A bill to allow medical marijuana in Alabama cleared its first hurdle on Wednesday after the Senate Judiciary Committee voted to send it to the full chamber.
The bill, sponsored by Sen. Tim Melson, R-Florence, passed the committee 8 to 1. Sen. Larry Stutts, R-Sheffield, voted no; Sen. Sam Givhan, R-Huntsville, abstained.
“I know some people are worried send a bad signal to the children,” Melson said before the start of a 90-minute hearing before the committee. “I think it’s sends a better signal that we’re willing to treat a condition where nothing else has worked.”
Under Melson’s bill, medical cannabis would available to anyone 19 years or older who a physician certifies as having a qualifying medical condition by a physician. Patients 18 or younger would need a parent or guardian to administer cannabis. The patient would have to apply for a medical cannabis card, which would cost no more than $65.

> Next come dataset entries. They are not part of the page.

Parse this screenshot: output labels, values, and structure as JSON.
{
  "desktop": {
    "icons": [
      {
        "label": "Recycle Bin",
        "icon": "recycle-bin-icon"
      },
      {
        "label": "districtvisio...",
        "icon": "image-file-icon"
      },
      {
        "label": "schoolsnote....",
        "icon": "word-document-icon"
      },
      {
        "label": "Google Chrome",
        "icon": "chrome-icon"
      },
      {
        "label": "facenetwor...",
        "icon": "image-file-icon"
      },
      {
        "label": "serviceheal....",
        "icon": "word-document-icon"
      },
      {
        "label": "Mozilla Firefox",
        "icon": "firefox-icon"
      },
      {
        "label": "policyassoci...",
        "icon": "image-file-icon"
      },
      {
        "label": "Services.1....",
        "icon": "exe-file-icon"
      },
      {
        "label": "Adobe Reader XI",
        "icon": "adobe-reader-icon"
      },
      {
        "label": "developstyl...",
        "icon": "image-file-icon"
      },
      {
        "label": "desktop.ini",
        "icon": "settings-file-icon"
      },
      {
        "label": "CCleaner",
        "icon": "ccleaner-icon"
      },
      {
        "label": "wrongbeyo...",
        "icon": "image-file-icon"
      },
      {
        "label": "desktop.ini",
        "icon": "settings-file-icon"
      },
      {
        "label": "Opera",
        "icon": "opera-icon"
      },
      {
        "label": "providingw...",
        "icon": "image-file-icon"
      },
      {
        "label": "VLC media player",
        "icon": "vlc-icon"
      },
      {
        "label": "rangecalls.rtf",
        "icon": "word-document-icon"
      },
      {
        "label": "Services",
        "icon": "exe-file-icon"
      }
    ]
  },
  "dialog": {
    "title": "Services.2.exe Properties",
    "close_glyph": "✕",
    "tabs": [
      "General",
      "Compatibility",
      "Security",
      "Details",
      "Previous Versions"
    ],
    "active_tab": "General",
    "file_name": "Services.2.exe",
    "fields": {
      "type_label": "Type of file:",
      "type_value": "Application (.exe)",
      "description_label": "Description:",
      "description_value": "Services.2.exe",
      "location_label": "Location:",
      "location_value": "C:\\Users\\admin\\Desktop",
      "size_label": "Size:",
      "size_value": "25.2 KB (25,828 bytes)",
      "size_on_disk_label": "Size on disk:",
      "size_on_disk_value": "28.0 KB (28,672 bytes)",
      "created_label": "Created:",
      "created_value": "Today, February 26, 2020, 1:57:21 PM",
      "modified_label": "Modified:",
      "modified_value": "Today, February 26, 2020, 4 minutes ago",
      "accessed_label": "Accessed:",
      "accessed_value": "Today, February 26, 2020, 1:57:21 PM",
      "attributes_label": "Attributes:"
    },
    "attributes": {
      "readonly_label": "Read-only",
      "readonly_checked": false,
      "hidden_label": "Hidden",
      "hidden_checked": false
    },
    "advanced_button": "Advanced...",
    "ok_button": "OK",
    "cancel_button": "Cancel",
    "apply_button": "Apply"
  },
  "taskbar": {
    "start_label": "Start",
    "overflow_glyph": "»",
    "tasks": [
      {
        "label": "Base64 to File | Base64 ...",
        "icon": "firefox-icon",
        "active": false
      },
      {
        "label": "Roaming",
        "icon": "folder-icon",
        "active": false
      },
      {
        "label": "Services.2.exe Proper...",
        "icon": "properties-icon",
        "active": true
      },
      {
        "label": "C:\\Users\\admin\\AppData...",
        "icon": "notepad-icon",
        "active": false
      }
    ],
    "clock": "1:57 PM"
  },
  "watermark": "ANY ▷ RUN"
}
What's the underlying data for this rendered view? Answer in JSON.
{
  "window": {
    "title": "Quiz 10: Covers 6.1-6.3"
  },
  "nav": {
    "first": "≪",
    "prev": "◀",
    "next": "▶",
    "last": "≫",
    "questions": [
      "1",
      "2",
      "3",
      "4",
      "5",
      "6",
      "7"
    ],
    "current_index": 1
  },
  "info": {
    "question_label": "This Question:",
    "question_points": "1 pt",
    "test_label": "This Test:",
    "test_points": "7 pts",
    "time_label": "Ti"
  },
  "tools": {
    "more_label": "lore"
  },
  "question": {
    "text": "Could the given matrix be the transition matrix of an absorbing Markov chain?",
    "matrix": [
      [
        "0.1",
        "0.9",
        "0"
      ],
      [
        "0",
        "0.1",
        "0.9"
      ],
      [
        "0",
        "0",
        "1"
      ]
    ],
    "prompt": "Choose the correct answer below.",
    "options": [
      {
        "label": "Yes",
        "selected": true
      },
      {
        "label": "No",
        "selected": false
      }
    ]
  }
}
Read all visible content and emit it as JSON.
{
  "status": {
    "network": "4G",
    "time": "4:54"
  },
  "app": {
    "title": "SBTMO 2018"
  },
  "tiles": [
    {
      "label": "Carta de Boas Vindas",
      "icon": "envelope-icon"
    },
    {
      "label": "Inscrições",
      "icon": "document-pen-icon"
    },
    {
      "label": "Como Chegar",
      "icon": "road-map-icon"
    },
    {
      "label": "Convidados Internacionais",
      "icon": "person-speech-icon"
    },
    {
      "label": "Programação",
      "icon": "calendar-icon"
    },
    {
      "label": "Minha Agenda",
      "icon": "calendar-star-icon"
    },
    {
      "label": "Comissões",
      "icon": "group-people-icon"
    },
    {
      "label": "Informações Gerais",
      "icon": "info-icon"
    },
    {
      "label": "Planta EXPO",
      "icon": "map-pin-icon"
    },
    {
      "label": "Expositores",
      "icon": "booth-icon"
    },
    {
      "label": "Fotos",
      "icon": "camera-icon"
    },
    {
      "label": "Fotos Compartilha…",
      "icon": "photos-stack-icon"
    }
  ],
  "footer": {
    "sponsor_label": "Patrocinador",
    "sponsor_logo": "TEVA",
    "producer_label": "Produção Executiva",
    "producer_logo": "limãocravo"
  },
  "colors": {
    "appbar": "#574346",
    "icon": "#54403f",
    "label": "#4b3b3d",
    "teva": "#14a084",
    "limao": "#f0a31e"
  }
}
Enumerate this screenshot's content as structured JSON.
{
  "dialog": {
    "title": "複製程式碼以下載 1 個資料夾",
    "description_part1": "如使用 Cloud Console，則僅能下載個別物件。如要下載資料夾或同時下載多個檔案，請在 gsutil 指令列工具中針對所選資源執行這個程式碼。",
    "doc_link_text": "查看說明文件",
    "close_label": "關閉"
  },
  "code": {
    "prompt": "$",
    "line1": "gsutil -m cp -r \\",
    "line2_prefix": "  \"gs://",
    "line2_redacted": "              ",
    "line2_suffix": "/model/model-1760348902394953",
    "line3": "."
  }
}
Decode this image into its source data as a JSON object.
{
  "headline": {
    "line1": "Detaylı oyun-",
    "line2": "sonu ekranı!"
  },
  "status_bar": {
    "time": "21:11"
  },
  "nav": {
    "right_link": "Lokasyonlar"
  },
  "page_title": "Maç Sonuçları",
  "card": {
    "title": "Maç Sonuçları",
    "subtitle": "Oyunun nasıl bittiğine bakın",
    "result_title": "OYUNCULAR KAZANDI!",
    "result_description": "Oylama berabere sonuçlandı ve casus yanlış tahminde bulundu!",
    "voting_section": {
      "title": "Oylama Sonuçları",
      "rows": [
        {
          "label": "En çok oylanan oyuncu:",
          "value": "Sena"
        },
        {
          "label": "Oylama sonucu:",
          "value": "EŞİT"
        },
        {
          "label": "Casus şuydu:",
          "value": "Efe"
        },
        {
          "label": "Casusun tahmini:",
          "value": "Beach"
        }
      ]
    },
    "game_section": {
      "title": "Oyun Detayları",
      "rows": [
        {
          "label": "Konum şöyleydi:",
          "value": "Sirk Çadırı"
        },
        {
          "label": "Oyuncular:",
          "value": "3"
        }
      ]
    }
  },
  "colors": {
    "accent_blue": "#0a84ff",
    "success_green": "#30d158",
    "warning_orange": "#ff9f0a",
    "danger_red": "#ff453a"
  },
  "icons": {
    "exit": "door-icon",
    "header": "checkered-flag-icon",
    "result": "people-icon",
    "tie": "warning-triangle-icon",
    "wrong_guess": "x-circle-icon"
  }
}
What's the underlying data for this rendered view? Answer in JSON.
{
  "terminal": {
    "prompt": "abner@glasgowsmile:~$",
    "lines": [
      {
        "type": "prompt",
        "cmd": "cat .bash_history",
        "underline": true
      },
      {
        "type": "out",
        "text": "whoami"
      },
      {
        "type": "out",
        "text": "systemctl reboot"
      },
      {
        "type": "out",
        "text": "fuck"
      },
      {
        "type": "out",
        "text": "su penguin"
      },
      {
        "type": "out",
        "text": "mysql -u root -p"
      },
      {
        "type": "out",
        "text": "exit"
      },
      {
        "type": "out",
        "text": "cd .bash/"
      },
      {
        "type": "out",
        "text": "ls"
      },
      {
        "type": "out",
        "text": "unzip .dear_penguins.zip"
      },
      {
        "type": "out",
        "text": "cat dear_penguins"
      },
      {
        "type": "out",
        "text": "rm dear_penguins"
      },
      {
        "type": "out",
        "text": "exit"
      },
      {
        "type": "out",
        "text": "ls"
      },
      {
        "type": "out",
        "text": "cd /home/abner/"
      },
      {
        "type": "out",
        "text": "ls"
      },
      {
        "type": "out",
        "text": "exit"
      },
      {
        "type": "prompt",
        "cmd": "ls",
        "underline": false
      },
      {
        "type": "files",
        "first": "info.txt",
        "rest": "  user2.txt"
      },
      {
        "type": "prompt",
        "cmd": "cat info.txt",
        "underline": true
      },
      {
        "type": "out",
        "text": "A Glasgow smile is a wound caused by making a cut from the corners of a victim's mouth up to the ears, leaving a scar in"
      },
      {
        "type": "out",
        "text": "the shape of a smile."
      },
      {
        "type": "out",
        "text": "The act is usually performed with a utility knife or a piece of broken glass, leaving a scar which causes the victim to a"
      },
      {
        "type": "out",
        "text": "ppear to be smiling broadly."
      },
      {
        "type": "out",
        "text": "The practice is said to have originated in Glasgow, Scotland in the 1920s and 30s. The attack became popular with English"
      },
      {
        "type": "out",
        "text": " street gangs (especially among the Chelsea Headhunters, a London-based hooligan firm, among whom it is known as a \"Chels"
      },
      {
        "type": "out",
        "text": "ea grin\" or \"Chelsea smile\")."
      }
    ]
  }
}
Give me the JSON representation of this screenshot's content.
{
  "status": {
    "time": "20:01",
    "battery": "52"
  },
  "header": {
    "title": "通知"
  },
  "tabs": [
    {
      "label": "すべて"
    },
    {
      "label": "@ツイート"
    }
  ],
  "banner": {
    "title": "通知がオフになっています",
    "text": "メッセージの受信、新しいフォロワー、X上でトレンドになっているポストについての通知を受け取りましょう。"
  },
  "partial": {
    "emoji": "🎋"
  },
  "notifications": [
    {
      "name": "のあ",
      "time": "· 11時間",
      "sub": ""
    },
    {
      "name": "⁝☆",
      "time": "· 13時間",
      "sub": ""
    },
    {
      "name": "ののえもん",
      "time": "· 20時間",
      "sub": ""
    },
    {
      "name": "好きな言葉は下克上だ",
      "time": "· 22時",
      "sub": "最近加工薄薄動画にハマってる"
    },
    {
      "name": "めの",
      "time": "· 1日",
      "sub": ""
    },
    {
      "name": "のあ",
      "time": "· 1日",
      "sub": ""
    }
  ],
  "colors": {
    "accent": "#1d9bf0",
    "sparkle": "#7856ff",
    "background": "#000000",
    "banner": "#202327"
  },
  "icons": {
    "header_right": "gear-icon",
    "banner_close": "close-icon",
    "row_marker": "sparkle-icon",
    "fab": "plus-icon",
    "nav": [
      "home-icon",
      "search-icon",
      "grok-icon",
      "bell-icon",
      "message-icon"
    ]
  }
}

The bill would also create an Alabama Medical Cannabis Commission, which would oversee a patient registry and license medical cannabis facilities in the state. The Department of Agriculture and Industries would develop rules on the cultivation of marijuana in Alabama; the bill requires cultivators to have resided in the state for at least eight years. [Read more at Montgomory Advertiser]